Mastering Language

In the earliest years, children are not expected to master linguistics. They are praised for their strides in learning and language is applauded at the most rudimentary levels. We don’t expect children to speak on the same level of comprehension as older children and adults which also helps them to grasp bilingualism faster.

“Very young children don’t need to master the complexity of language that older children and adults need to communicate well. They know fewer words and use simpler sentence structures, which means they have less to learn,” explains

Since there are so many factors that can influence how easily we pick up multiple languages, it’s difficult to pinpoint the prime conditions for learning. However, it’s evidenced that children have a distinct advantage for mastering bilingualism in their earliest years over all other age ranges.

The Bilingual Student Advantage in STEM Learning

The Bilingual Student Advantage in STEM Learning

It’s no secret that language and literacy are the cornerstones to education. The more communicatively proficient your child becomes, the greater their overall educational experience becomes. This is because knowing how to communicate effectively is the basis for all learning subjects.

It goes without saying then, that by increasing your child’s language and literacy skills – say by adding a second language – you’re increasing their cognitive ability overall. In fact, more and more studies have discovered that bilingual children show signs of significantly higher comprehension across all academic subjects than their monolingual counterparts.

The Bilingual Advantage

According to, “People who speak two languages often outperform monolinguals on general measures of executive function.” In layman’s terms, bilingual children are adept at deciding when to use each language, giving them a higher level of focus and cognitive abilities than children who speak one language.

Executive function control allows children to decipher speech – the basis for all learning – at a much greater level of authority. Since they are forced to consider each individual speaking circumstance to determine which language to use in each situation, bilingual children gain greater insight. This insight transpires into skills such as problem-solving, decoding, focus, and the ability to read social and environmental cues – all of which are prime skills for Science Technology Engineering and Mathematics (STEM) learning.

STEM Learning

STEM learning has long been a focus of educators and professionals across the globe. Studying the areas which are responsible for things such as medical advancements, scientific discoveries, pharmaceutical breakthroughs and global structural components are clearly an important set of studies.

There is a reason these areas are so important – they are complex and critical to the advancement of civilization as a whole. With such a complex set of subjects, many parents ask if there is any way to give their child an advantage as they introduce STEM subjects to their little ones.

Bilingual Bonus

You may (or may not) be surprised to learn that bilingualism is a fantastic way to prepare your child for future STEM studies. Going back to communication and language as the core for all learning, it’s easy to understand how a child who is highly proficient in literacy and language studies would have a smoother time picking up complex STEM studies.

“Bilingual children are able to focus more intently on the topics at hand and avoid distractions from academic pursuits. They are also able to demonstrate higher levels of cognitive flexibility, or the ability to change responses based on environment and circumstances,” reports

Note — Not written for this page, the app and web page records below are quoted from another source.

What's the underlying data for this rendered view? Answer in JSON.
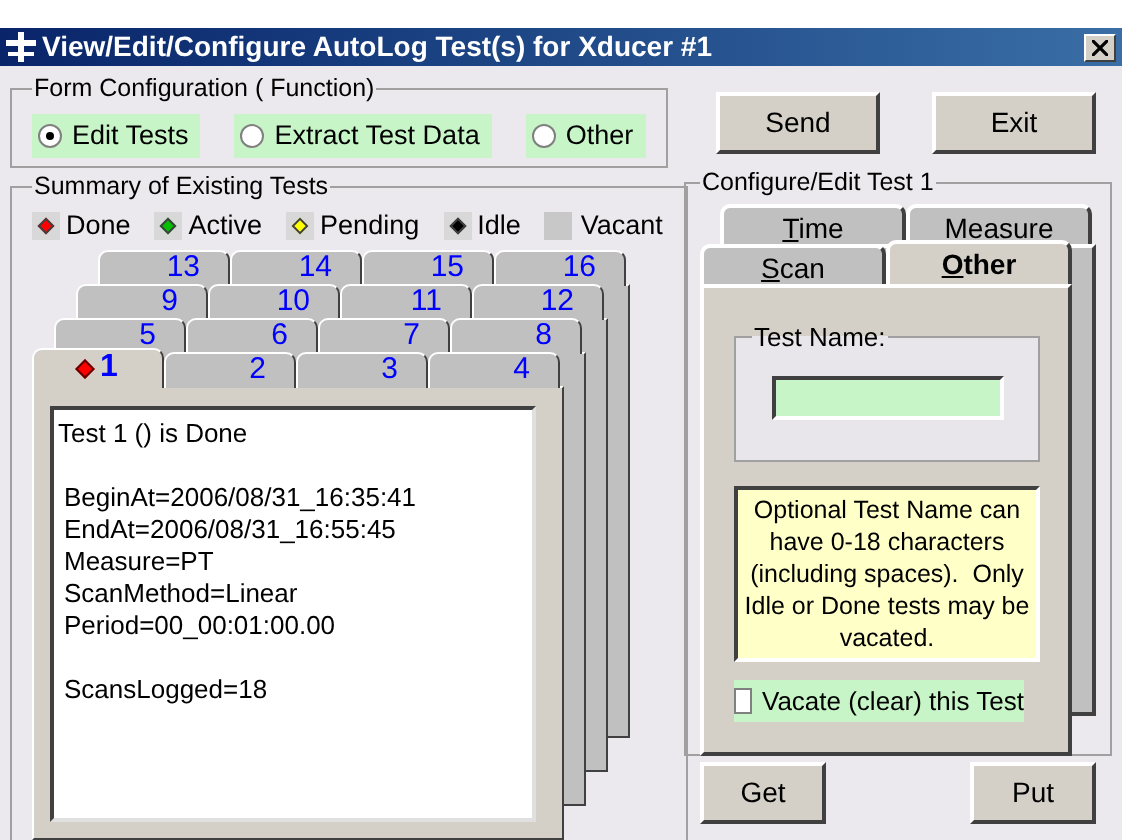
{
  "window": {
    "title": "View/Edit/Configure AutoLog Test(s) for Xducer #1"
  },
  "form_configuration": {
    "title": "Form Configuration ( Function)",
    "options": [
      {
        "label": "Edit Tests",
        "selected": true
      },
      {
        "label": "Extract Test Data",
        "selected": false
      },
      {
        "label": "Other",
        "selected": false
      }
    ]
  },
  "summary": {
    "title": "Summary of Existing Tests",
    "legend": [
      {
        "label": "Done",
        "kind": "diamond",
        "color": "#ff0000"
      },
      {
        "label": "Active",
        "kind": "diamond",
        "color": "#00c000"
      },
      {
        "label": "Pending",
        "kind": "diamond",
        "color": "#ffff00"
      },
      {
        "label": "Idle",
        "kind": "diamond",
        "color": "#000000"
      },
      {
        "label": "Vacant",
        "kind": "square",
        "color": "#c8c8c8"
      }
    ],
    "tab_rows": [
      [
        {
          "label": "13",
          "selected": false
        },
        {
          "label": "14",
          "selected": false
        },
        {
          "label": "15",
          "selected": false
        },
        {
          "label": "16",
          "selected": false
        }
      ],
      [
        {
          "label": "9",
          "selected": false
        },
        {
          "label": "10",
          "selected": false
        },
        {
          "label": "11",
          "selected": false
        },
        {
          "label": "12",
          "selected": false
        }
      ],
      [
        {
          "label": "5",
          "selected": false
        },
        {
          "label": "6",
          "selected": false
        },
        {
          "label": "7",
          "selected": false
        },
        {
          "label": "8",
          "selected": false
        }
      ],
      [
        {
          "label": "1",
          "selected": true,
          "color": "#ff0000"
        },
        {
          "label": "2",
          "selected": false
        },
        {
          "label": "3",
          "selected": false
        },
        {
          "label": "4",
          "selected": false
        }
      ]
    ],
    "details": [
      [
        "Test 1 () is Done"
      ],
      [
        "BeginAt=2006/08/31_16:35:41",
        "EndAt=2006/08/31_16:55:45",
        "Measure=PT",
        "ScanMethod=Linear",
        "Period=00_00:01:00.00"
      ],
      [
        "ScansLogged=18"
      ]
    ]
  },
  "buttons_top": [
    "Send",
    "Exit"
  ],
  "configure": {
    "title": "Configure/Edit Test 1",
    "tab_rows": [
      [
        {
          "label": "Time",
          "selected": false
        },
        {
          "label": "Measure",
          "selected": false
        }
      ],
      [
        {
          "label": "Scan",
          "selected": false
        },
        {
          "label": "Other",
          "selected": true
        }
      ]
    ],
    "test_name": {
      "title": "Test Name:"
    },
    "note": "Optional Test Name can have 0-18 characters (including spaces).  Only Idle or Done tests may be vacated.",
    "vacate": {
      "label": "Vacate (clear) this Test",
      "checked": false
    }
  },
  "buttons_bottom": [
    "Get",
    "Put"
  ]
}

This ability to change responses and remain focused easily translates to better understanding things like scientific hypotheses and mathematical equations. The cognitive flexibility gives way to a deeper academic experience across all STEM studies in general.

Overall, the bilingual child is equipped with brain functions more powerful than others. This allows them to continue grasping more complex subjects and concepts throughout their lives. Their puzzle-solving, highly focused minds will pick up STEM subjects on a level high enough to sustain years of continued study and understanding.

Tessa International School

Office: (201) 755-5585 | Location: 702 Monroe St. Hoboken, NJ 07030